#### Information ####

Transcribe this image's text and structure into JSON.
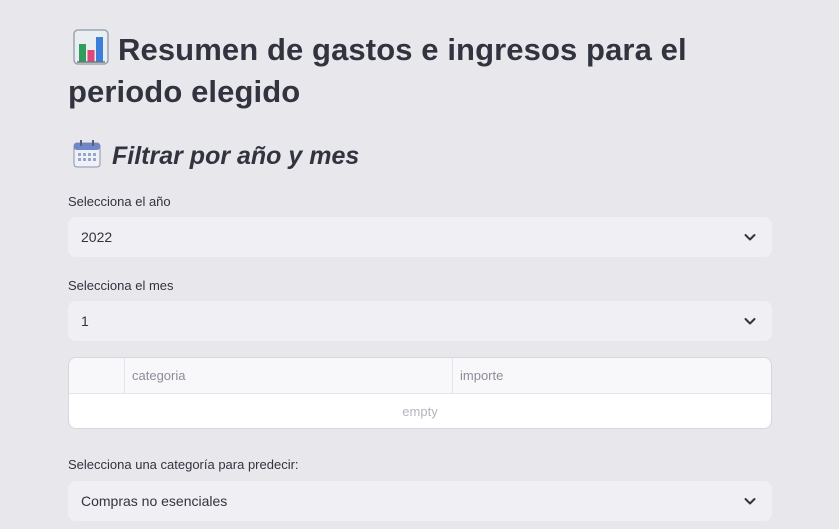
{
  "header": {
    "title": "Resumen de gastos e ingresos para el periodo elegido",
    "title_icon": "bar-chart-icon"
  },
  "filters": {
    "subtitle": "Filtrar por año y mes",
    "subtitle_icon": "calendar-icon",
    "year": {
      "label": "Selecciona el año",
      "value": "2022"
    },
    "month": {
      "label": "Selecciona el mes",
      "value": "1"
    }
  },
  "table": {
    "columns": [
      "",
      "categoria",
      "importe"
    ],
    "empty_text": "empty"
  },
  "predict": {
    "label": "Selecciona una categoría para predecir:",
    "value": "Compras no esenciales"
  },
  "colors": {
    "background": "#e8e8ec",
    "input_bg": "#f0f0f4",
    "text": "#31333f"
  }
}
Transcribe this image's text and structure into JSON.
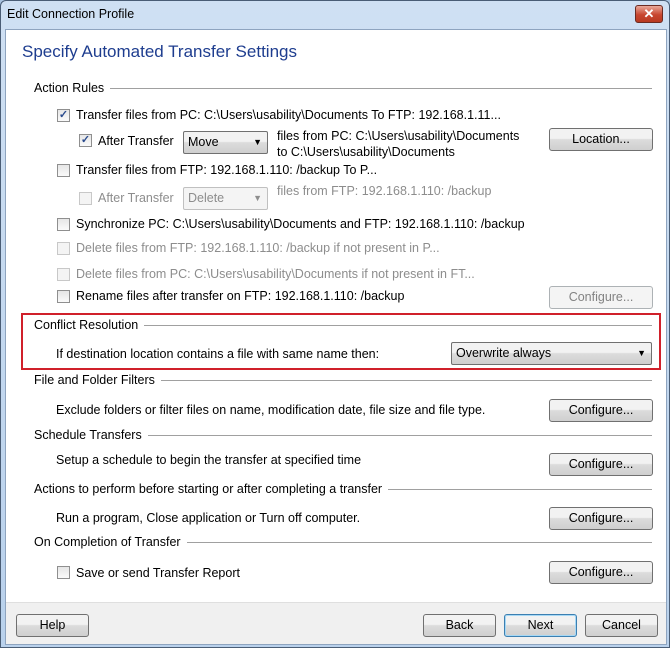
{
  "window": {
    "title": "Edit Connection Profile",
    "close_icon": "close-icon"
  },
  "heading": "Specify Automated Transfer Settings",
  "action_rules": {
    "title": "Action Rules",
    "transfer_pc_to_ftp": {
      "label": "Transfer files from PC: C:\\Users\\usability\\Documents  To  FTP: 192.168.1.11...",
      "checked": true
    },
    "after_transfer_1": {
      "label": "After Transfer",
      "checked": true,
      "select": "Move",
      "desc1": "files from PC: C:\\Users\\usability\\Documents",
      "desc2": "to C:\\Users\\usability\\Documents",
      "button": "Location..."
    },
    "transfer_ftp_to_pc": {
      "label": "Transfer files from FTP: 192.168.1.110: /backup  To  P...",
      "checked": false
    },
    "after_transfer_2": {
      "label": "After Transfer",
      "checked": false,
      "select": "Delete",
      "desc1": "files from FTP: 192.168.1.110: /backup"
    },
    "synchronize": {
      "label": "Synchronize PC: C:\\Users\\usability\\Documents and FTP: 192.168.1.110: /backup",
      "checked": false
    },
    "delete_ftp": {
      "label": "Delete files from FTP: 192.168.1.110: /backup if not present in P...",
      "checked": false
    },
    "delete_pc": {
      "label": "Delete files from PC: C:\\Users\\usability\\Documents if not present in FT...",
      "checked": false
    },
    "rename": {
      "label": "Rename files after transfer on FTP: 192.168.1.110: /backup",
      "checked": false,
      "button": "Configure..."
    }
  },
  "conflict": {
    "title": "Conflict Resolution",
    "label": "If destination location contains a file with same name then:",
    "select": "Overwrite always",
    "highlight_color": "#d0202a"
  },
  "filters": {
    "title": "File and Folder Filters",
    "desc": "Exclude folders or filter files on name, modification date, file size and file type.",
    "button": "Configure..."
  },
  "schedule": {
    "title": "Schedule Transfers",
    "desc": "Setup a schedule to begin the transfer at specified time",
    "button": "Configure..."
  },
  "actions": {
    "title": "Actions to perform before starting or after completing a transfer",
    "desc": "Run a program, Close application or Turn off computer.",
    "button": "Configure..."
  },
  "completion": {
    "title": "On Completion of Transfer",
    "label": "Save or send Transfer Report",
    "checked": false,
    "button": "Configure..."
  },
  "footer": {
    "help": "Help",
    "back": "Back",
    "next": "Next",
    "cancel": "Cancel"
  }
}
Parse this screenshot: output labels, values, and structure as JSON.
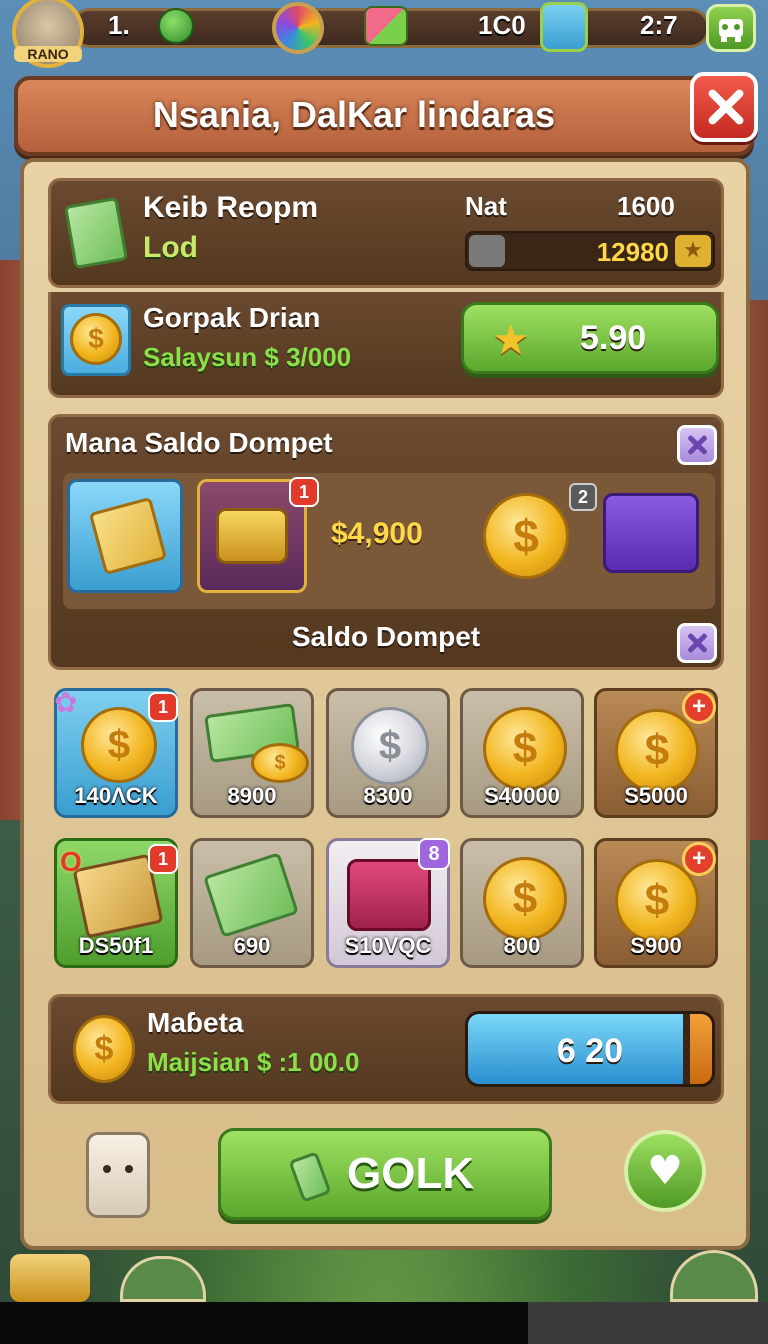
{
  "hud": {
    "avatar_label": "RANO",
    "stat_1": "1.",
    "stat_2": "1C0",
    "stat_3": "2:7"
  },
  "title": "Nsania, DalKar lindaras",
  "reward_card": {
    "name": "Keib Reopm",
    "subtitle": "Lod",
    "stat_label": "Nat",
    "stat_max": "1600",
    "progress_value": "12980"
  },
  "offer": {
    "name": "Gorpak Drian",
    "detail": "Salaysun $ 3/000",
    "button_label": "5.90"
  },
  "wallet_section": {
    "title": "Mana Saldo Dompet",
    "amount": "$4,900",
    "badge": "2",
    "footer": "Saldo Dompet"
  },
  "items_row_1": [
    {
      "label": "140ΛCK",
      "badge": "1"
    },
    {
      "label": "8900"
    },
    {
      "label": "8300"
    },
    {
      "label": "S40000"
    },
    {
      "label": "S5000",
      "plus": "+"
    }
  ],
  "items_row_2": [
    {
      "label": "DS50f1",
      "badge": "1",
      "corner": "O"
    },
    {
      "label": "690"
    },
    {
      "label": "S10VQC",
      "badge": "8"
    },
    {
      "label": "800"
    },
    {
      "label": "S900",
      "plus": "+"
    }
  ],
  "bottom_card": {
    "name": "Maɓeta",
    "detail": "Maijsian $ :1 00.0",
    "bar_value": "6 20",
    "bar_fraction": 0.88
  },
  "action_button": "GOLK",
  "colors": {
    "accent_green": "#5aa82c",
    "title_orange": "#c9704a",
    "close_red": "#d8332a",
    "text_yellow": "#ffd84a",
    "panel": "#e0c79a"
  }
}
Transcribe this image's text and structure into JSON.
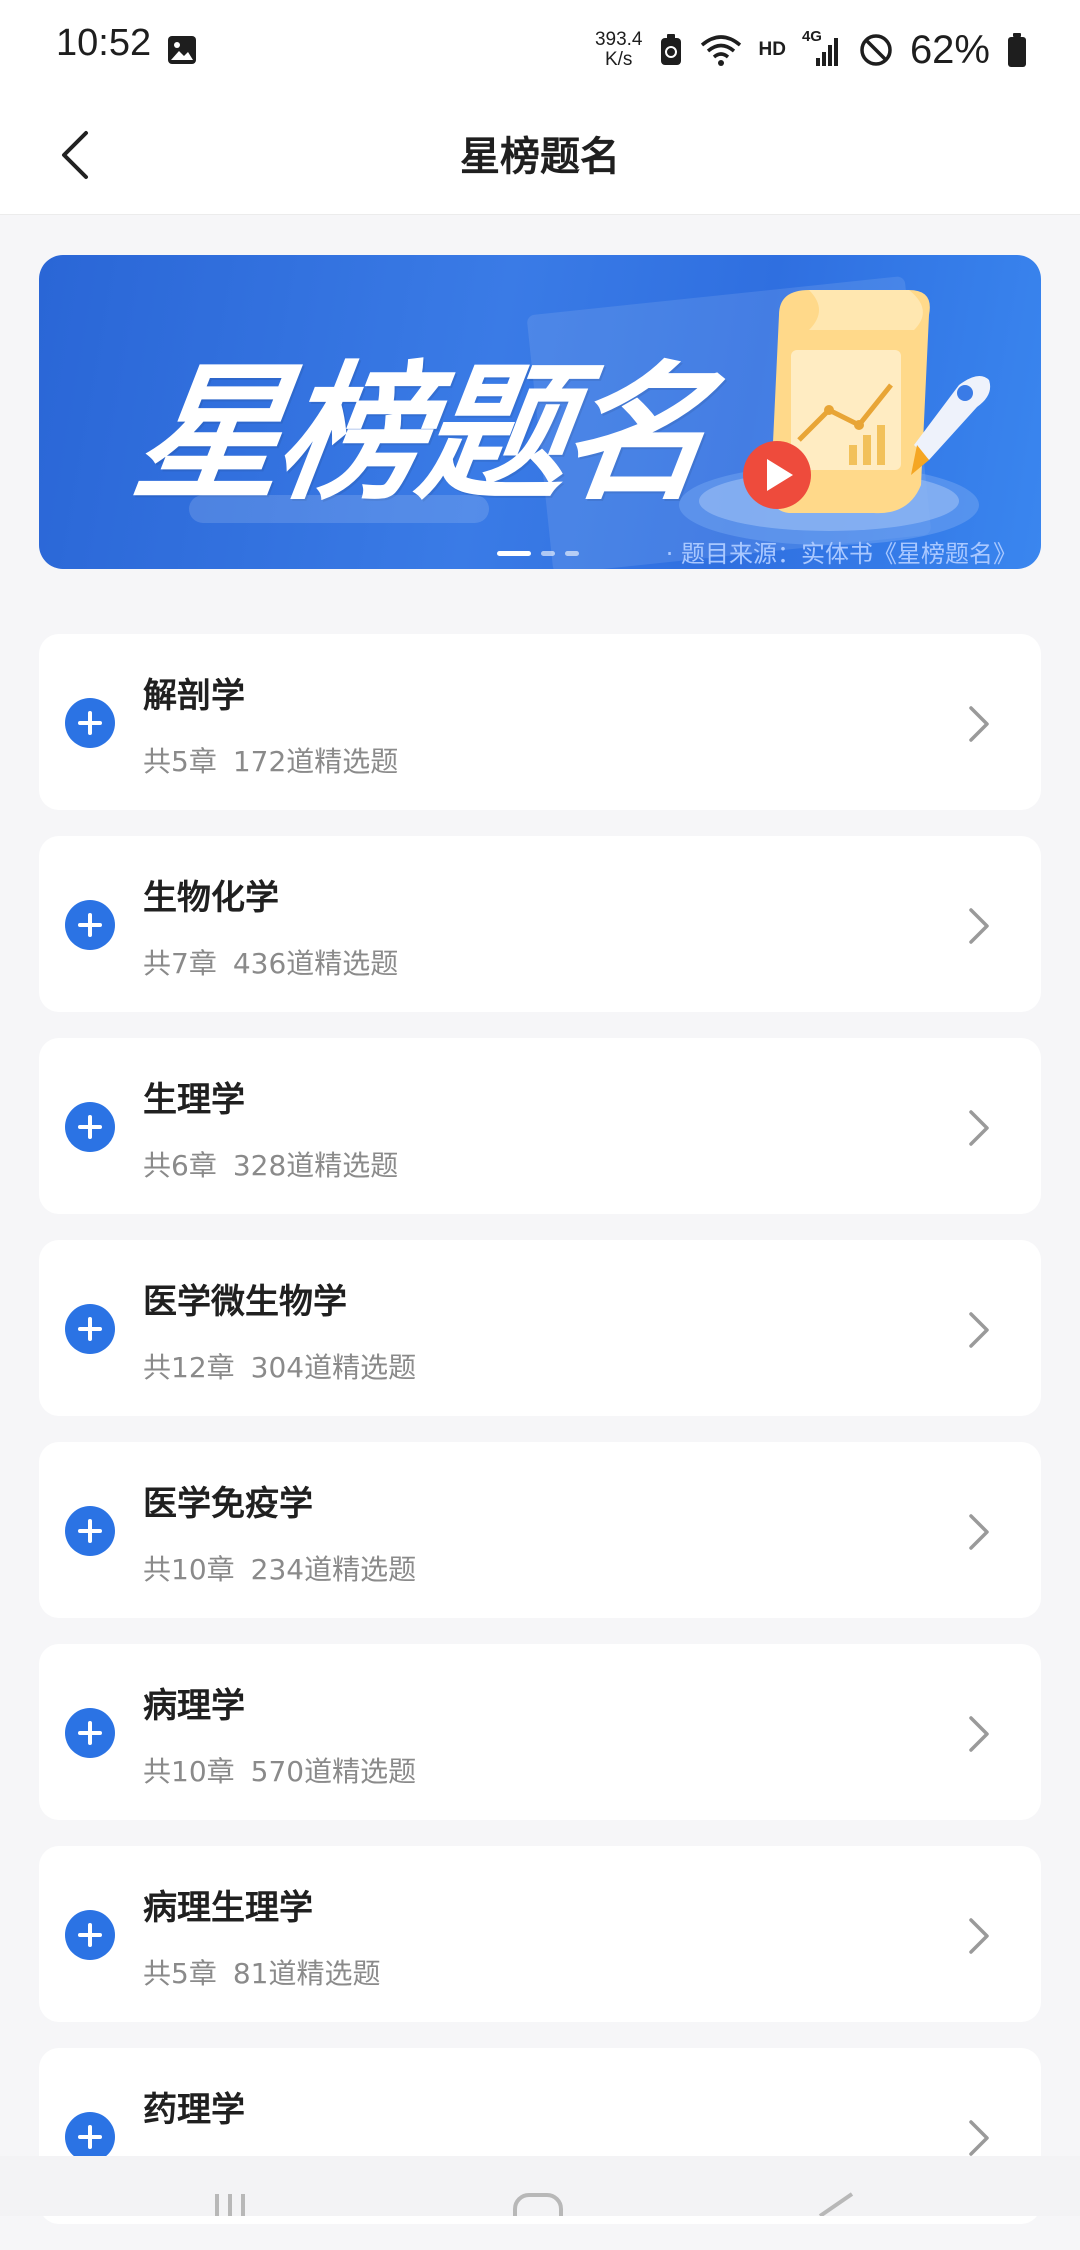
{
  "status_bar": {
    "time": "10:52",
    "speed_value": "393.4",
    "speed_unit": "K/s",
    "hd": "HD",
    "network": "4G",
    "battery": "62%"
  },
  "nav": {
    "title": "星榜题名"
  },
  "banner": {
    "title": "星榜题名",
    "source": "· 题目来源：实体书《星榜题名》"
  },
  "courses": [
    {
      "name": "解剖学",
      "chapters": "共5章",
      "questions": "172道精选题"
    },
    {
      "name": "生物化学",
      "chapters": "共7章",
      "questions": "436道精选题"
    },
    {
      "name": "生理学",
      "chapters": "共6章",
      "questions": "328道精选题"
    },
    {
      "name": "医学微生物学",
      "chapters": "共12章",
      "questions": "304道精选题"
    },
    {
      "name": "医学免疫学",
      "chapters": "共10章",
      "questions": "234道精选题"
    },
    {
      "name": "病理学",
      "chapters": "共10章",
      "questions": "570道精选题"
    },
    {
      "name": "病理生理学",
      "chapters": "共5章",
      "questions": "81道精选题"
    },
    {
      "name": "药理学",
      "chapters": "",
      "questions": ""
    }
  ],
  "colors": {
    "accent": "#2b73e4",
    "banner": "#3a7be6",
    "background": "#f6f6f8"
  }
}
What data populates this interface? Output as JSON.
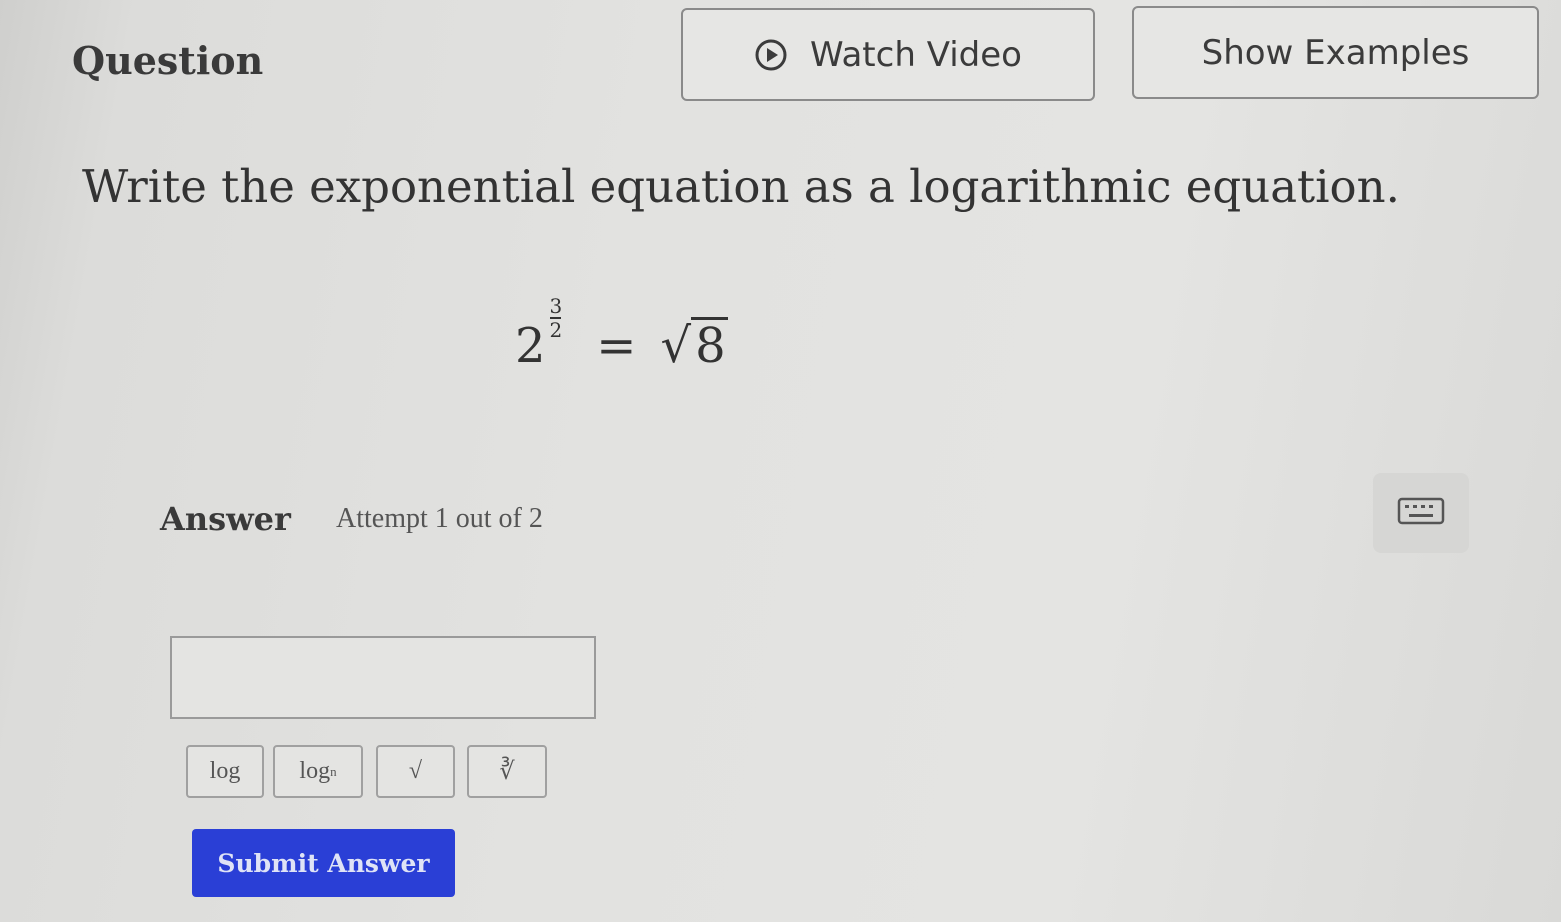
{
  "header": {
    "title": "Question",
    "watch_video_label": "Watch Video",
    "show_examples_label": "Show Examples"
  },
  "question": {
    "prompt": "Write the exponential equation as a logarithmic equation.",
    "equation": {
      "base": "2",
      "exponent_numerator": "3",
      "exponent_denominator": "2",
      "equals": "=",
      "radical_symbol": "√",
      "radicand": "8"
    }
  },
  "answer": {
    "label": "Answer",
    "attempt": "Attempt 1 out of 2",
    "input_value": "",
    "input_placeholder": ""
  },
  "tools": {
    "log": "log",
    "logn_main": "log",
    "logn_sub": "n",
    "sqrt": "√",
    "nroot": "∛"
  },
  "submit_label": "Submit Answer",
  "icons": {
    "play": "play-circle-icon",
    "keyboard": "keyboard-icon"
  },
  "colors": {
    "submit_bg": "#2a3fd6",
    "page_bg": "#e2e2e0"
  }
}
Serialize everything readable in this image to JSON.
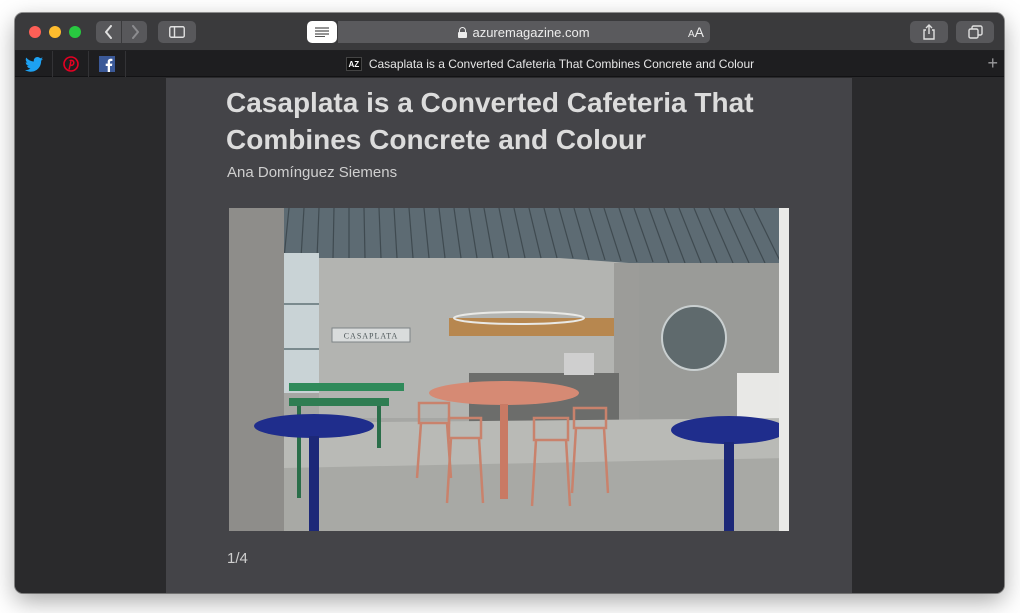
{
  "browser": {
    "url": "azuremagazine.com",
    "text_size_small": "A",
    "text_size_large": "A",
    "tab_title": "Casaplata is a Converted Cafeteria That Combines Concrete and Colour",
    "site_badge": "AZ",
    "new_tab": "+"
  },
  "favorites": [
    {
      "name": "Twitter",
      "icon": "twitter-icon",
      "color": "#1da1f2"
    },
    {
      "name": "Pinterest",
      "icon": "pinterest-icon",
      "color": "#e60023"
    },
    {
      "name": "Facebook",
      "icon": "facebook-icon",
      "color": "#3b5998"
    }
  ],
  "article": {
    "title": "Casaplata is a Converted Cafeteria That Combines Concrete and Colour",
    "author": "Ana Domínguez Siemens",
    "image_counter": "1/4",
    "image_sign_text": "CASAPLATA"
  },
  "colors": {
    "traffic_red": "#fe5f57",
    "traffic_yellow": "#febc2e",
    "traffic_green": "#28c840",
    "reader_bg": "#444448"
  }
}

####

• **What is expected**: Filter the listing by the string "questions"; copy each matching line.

• **Solution to the problem**:
      "questions": "172道精选题"
      "questions": "436道精选题"
      "questions": "328道精选题"
      "questions": "304道精选题"
      "questions": "234道精选题"
      "questions": "570道精选题"
      "questions": "81道精选题"
      "questions": ""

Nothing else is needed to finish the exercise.